New research program investigates leading cause of death for women

Providence Health Care and the University of British Columbia (UBC) have established the first research program in B.C. to focus on the impact of gender-based differences on (heart disease and stroke) – the UBC Heart and Stroke Foundation Professorship in ’s Cardiovascular Health.

The Professorship will develop a focused and integrated vision for cardiovascular care, education and research for women throughout the province, including rural communities.

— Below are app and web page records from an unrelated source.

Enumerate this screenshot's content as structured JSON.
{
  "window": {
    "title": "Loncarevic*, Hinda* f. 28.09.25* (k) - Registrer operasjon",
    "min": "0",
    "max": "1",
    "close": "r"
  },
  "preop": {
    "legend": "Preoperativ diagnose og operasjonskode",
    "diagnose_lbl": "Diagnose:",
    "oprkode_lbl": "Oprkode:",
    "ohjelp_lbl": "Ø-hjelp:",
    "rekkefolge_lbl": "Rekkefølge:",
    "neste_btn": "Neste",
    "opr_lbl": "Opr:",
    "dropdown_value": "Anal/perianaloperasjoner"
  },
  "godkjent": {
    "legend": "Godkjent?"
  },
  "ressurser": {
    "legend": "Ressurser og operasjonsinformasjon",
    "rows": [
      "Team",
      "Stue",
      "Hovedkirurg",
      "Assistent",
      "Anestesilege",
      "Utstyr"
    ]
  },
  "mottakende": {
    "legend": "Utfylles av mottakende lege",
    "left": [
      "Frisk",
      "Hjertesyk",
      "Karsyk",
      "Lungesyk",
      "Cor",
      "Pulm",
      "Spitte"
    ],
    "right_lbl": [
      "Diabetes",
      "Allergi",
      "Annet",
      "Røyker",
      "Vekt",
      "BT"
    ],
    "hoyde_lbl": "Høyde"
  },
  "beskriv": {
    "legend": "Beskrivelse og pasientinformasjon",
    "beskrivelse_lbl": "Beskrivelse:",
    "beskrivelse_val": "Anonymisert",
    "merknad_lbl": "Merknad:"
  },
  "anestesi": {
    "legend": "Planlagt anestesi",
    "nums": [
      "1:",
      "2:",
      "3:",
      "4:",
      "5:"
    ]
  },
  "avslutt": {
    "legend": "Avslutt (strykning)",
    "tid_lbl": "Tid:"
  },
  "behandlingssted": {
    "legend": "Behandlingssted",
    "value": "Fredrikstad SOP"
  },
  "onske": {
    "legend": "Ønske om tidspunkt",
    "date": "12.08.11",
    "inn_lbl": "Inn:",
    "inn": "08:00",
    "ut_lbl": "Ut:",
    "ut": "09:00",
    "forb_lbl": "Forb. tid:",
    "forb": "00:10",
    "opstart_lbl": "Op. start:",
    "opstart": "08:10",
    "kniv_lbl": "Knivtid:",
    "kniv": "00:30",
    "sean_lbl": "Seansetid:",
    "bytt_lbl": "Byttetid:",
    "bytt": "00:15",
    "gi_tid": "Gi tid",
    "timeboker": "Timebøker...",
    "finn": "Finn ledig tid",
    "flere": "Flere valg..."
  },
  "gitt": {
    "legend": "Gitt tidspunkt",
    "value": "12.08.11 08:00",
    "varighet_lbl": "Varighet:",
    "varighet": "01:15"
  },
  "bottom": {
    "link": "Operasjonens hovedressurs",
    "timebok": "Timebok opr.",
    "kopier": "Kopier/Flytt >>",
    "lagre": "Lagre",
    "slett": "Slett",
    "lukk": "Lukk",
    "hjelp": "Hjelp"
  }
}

Dr. Karin Humphries, the holder of the Professorship, is based out ofSt. Paul’s Hospital inVancouver, which is known around the world for its work in the prevention of heart disease and for the care, treatment and support of people living with heart conditions.

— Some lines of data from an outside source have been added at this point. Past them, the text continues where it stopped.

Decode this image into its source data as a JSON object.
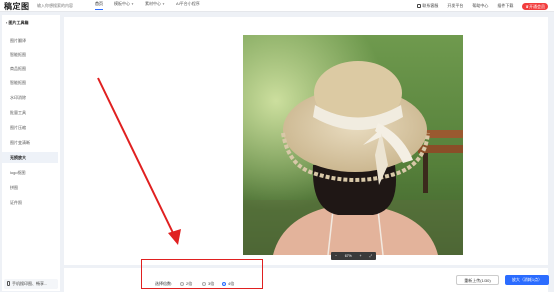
{
  "header": {
    "logo": "稿定图",
    "search_placeholder": "输入你想搜索的内容",
    "nav": [
      {
        "label": "首页",
        "active": true,
        "dropdown": false
      },
      {
        "label": "模板中心",
        "active": false,
        "dropdown": true
      },
      {
        "label": "素材中心",
        "active": false,
        "dropdown": true
      },
      {
        "label": "AI平台小程序",
        "active": false,
        "dropdown": false
      }
    ],
    "right": [
      {
        "label": "联系客服",
        "icon": "headset-icon"
      },
      {
        "label": "开发平台",
        "icon": "code-icon"
      },
      {
        "label": "帮助中心",
        "icon": "help-icon"
      },
      {
        "label": "插件下载",
        "icon": "download-icon"
      }
    ],
    "vip_label": "开通会员",
    "accent": "#f23d3d"
  },
  "sidebar": {
    "title": "图片工具箱",
    "items": [
      {
        "label": "图片翻译",
        "active": false
      },
      {
        "label": "智能抠图",
        "active": false
      },
      {
        "label": "商品抠图",
        "active": false
      },
      {
        "label": "智能抠图",
        "active": false
      },
      {
        "label": "水印消除",
        "active": false
      },
      {
        "label": "批量工具",
        "active": false
      },
      {
        "label": "图片压缩",
        "active": false
      },
      {
        "label": "图片变清晰",
        "active": false
      },
      {
        "label": "无损放大",
        "active": true
      },
      {
        "label": "logo抠图",
        "active": false
      },
      {
        "label": "拼图",
        "active": false
      },
      {
        "label": "证件照",
        "active": false
      }
    ],
    "footer": "手机搜印图、畅享..."
  },
  "canvas": {
    "zoom": "67%",
    "zoom_minus": "−",
    "zoom_plus": "+",
    "fullscreen": "⤢"
  },
  "bottom": {
    "option_label": "选择倍数:",
    "scales": [
      {
        "label": "2倍",
        "checked": false
      },
      {
        "label": "3倍",
        "checked": false
      },
      {
        "label": "4倍",
        "checked": true
      }
    ],
    "reupload_label": "重新上传(1/30)",
    "enlarge_label": "放大（消耗1点）",
    "primary_color": "#2b6cff"
  },
  "annotation": {
    "color": "#e02020"
  }
}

“For decades, cardiovascular disease was considered a man’s disease, but the reality is that more women are dying of heart disease than men,” says Dr. Humphries, a leading research scientist at the Centre for Health Evaluation and Outcome Sciences (CHÉOS) at St. Paul’s and Associate Professor in the Division of Cardiology in the Department of Medicine at the UBC Faculty of Medicine. “Although evidence suggests that gender differences can affect the prevalence, symptoms, diagnosis, treatment and outcomes of cardiovascular disease, we haven’t seen enough research in this area of study.”

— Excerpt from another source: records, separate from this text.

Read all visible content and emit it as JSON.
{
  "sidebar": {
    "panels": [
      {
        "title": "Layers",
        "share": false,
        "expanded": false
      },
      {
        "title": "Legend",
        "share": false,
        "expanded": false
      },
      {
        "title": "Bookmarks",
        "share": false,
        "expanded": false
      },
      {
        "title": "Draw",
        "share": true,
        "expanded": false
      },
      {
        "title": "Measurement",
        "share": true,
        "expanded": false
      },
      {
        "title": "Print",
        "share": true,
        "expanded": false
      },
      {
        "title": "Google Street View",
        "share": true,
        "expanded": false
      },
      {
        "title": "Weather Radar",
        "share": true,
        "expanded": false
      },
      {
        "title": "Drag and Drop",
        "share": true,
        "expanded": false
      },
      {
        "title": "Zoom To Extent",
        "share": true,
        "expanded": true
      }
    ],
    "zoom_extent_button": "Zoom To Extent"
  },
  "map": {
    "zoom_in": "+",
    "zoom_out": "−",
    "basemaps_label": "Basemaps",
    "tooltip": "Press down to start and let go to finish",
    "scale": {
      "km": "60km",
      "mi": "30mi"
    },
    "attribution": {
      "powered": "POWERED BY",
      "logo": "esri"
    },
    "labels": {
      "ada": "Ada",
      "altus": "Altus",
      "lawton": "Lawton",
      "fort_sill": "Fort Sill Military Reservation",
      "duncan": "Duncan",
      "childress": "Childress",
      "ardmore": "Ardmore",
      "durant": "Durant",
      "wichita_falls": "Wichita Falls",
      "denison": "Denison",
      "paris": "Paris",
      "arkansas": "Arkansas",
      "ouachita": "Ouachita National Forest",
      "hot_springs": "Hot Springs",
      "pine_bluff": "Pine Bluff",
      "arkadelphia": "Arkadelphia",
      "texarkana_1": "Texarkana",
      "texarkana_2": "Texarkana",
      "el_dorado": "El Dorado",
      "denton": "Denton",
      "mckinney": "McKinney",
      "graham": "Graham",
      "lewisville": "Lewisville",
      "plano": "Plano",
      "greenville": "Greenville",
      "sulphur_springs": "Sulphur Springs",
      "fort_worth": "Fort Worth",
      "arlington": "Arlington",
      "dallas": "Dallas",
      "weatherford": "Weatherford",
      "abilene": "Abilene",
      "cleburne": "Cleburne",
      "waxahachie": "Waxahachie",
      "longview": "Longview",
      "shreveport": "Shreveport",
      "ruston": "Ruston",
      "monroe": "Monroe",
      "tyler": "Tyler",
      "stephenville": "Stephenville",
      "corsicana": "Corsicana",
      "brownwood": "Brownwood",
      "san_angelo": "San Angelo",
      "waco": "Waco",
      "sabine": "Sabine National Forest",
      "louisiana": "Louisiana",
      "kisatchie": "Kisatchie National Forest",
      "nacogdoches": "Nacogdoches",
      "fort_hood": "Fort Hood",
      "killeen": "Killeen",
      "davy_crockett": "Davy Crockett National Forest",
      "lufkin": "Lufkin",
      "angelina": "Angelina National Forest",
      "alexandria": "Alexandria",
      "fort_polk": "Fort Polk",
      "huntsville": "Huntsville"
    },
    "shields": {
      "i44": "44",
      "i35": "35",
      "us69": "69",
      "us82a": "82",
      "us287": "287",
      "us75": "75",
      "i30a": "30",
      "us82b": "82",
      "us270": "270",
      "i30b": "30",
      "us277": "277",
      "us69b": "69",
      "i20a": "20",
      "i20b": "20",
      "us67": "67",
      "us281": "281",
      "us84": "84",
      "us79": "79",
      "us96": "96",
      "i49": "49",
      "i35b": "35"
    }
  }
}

For example, one of Dr. Humphries’ studies – presented during the Canadian Cardiovascular Congress 2011 in Vancouver in November – found that women aged 20 to 55 had significantly worse physical limitations, more recurrences of chest pain, and worse quality of life than men one month after a heart attack. Dr. Humphries attributes the slower recovery of women in part to prevalent social and cultural standards that typically place women in this age group in the role of primary caregiver.

“These women are likely not getting the support they need to recover from a heart attack,” says Dr. Humphries. “Women are less likely to attend cardiac rehabilitation than their male counterparts even when they are referred. We need to help women overcome their barriers to this essential part of their recovery.”

The UBC Heart and Stroke Foundation Professorship in Women’s Cardiovascular Health was established by St. Paul’s Hospital and UBC with the support of part of $1.25 million in one-time funding to establish cardiac fellowships that was provided by the Ministry of Health through Cardiac Services BC, an agency of the Provincial Health Services Authority, and through a contribution of $500,000 from the Heart and Stroke Foundation of Canada.